Android 14 Could Block Sideloading of Outdated Apps

Android 14 will block the installation of certain outdated apps to help decrease the risk of malware, according to a recent code change discovered by 9to5Google. The upcoming Android version will completely stop the installation of apps that are designed for older versions of the operating system. Recently, Google released the Android 13 QPR2 Beta 2 update.

Android 14 devices to block apps that target especially old Android versions

Android 14 will block the installation of outdated apps by making API requirements stricter, according to a recent code change. This will prevent users from sideloading specific APK files and also block app stores from installing those apps.

Initially, the blocking will only apply to apps targeting very old Android versions, but the plan is to increase the threshold to Android 6.0 over time. However, it will be up to device manufacturers to decide the threshold or if they want to enable it at all. According to the report by 9to5Google, the code change mentions that:

If the minimum installable SDK version enforcement is enabled, block the install of apps using a lower target SDK version than required.

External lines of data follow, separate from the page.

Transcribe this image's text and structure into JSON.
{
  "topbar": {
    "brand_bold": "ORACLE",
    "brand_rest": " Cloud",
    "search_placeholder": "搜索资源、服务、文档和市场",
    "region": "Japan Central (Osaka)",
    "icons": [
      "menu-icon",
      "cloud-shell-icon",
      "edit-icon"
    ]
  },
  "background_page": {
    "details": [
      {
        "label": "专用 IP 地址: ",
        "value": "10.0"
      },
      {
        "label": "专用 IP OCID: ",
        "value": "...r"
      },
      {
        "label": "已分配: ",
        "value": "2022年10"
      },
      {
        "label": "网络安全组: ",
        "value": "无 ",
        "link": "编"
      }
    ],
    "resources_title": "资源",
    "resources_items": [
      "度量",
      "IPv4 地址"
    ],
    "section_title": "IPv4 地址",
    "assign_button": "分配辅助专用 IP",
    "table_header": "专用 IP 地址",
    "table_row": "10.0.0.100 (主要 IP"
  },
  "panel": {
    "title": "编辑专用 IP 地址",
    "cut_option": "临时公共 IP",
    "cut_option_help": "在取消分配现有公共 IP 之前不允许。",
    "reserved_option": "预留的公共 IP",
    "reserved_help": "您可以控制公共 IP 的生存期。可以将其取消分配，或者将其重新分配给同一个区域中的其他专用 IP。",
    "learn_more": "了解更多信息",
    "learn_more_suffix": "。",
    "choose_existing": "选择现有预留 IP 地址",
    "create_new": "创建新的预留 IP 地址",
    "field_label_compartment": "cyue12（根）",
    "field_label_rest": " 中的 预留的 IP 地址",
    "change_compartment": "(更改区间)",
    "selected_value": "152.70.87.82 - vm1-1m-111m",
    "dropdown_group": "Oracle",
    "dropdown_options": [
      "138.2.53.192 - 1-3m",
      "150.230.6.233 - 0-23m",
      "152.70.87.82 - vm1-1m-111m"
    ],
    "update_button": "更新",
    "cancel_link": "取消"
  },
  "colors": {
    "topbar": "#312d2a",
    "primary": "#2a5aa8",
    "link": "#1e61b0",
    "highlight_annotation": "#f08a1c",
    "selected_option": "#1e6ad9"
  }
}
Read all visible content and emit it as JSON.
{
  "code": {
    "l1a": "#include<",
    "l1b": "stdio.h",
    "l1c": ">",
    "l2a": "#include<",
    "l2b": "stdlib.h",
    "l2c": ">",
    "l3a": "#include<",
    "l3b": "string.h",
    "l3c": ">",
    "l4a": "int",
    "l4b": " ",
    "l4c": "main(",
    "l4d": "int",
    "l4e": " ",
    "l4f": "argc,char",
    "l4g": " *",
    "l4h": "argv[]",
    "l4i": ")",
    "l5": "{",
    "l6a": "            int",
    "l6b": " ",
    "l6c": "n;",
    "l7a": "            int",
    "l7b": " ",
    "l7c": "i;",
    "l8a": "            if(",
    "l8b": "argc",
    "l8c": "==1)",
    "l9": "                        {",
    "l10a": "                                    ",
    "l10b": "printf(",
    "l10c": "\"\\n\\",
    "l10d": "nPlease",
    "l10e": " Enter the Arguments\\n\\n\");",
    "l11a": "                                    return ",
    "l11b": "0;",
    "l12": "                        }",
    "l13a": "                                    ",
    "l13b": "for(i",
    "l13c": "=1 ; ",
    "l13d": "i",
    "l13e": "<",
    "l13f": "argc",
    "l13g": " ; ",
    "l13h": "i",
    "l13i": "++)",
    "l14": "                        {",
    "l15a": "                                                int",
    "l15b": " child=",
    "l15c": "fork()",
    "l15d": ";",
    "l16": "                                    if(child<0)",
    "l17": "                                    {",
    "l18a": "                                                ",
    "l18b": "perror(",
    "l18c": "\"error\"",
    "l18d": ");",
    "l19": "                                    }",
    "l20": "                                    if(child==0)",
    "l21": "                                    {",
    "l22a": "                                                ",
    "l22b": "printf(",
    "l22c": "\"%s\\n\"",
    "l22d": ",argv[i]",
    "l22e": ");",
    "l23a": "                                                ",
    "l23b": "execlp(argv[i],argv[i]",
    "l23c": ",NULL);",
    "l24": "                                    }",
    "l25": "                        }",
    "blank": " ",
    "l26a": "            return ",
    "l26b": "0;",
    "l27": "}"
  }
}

This helps improve security and privacy as malware can target older SDK versions to avoid enforcement of new API behavior.

For a long time, Google Play Store guidelines have required Android developers to keep their apps updated with the latest features and safety measures of Android platform. Recently, the guidelines were updated, mandating that new apps listed in the Play Store must target Android 12 at a minimum.

These minimum API level requirements were only applied to apps intended for Google Play Store. Developers can still create apps for older versions and ask users to manually sideload the APK file. Also, if an app hasn’t been updated since the guidelines changed, the Play Store will continue to serve it to users who have already installed it.

As per a report by 9to5Google, Google plans to block outdated apps in order to prevent the spread of malware on Android. The developer behind this change stated that malware apps often target older versions of Android to circumvent protections that are only enforced on newer apps.

However, if someone needs to install an outdated app, it will still be possible through a command shell by using a new flag. This added step makes it less likely for someone to accidentally install malware.